Party theorist Li Xuai said that private ownership inevitably involves capitalist exploitation.[20] However, Li regards private property and exploitation as necessary in the primary stage of socialism, claiming that capitalism in its primary stage uses remnants of the old society to build itself.[20] Sun Liancheng and Lin Huiyong said that Marx and Engels, in their interpretation of the Communist Manifesto, criticized private ownership when it was owned solely by the bourgeoisie but not individual ownership in which everyone owns the means of production and hence cannot be exploited by others.[21] Individual ownership is consistent with socialism since Marx wrote that post-capitalist society would entail the rebuilding of "associated social individual ownership".[22]
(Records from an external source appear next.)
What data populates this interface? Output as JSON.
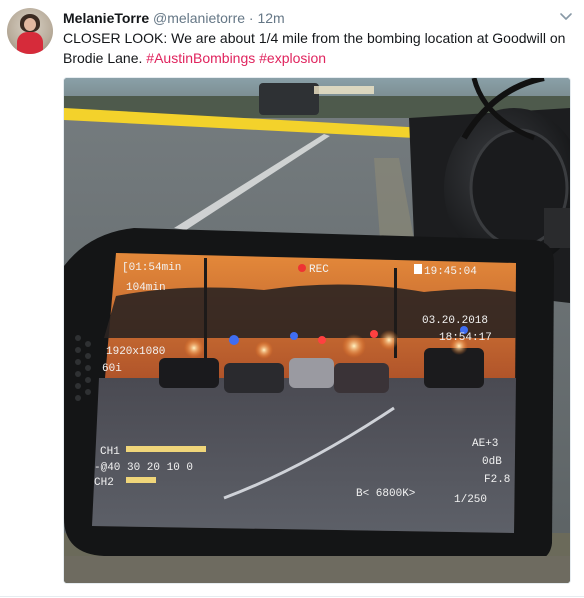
{
  "tweet": {
    "display_name": "MelanieTorre",
    "handle": "@melanietorre",
    "separator": "·",
    "time": "12m",
    "text_main": "CLOSER LOOK: We are about 1/4 mile from the bombing location at Goodwill on Brodie Lane.",
    "hashtags": [
      "#AustinBombings",
      "#explosion"
    ]
  },
  "camera_screen": {
    "top_left_1": "[01:54min",
    "top_left_2": "104min",
    "rec": "REC",
    "timecode": "19:45:04",
    "date": "03.20.2018",
    "clock": "18:54:17",
    "format": "1920x1080",
    "fps": "60i",
    "audio_ch1": "CH1",
    "audio_ch2": "CH2",
    "audio_scale": "-@40 30 20 10 0",
    "ae": "AE+3",
    "gain": "0dB",
    "iris": "F2.8",
    "white_balance": "B< 6800K>",
    "shutter": "1/250"
  },
  "colors": {
    "hashtag": "#e0245e",
    "muted": "#657786",
    "tape": "#f3d22b"
  },
  "icons": {
    "caret": "chevron-down-icon"
  }
}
According to writer and researcher Huang Yasheng, the economic theory in China is not socialism with Chinese characteristics but the opposite—capitalism with Chinese characteristics.[23] According to Hu Deping, Hu Yaobang's son, and Wang Lixiong, a prominent writer and scholar, the modern Chinese state is best described as fascist rather than communist. [24]

See also



  1. 1.0 1.1 1.2 Li 1995, p. 400.
  2. 2.0 2.1 He 2001, p. 385.
  3. He 2001, pp. 385–386.
  4. 4.00 4.01 4.02 4.03 4.04 4.05 4.06 4.07 4.08 4.09 4.10 He 2001, p. 386.
  5. 5.0 5.1 5.2 5.3 Li 1995, p. 399.
  6. Schram 1989, p. 204.
  7. 7.0 7.1 7.2 7.3 He 2001, p. 387.
  8. Vogel 2011, p. 589.
  9. 2nd session of the 9th National People's Congress (14 March 2004). "Constitution of the People's Republic of China". Government of the People's Republic of China. Retrieved 14 January 2013.<templatestyles src="Module:Citation/CS1/styles.css"></templatestyles>
  10. Deng, Xiaoping (30 June 1984). "Building a Socialism with a specifically Chinese character". People's Daily. Central Committee of the Communist Party of China. Retrieved 13 January 2013.<templatestyles src="Module:Citation/CS1/styles.css"></templatestyles>
  11. 11.0 11.1 Staff writer (3 February 2012). "Market fundamentalism' is unpractical". People's Daily. Central Committee of the Communist Party of China. Retrieved 13 January 2013.<templatestyles src="Module:Citation/CS1/styles.css"></templatestyles>
  12. 12.0 12.1 Gregor 1999, p. 114.
  13. Gregor 1999, pp. 114–116.
  14. 14.0 14.1 14.2 14.3 Gregor 1999, p. 116.
  15. Gregor 1999, pp. 115–116.
  16. 16.0 16.1 16.2 16.3 16.4 Gregor 1999, p. 117.
  17. Gregor 1999, pp. 117–118.
  18. Gregor 1999, p. 118.
  19. 19.0 19.1 19.2 19.3 19.4 Hsu 1991, p. 11.
  20. 20.0 20.1 20.2 20.3 20.4 20.5 20.6 20.7 20.8 Hsu 1991, p. 65.
  21. Hsu 1991, pp. 65–66.
  22. Hsu 1991, p. 66.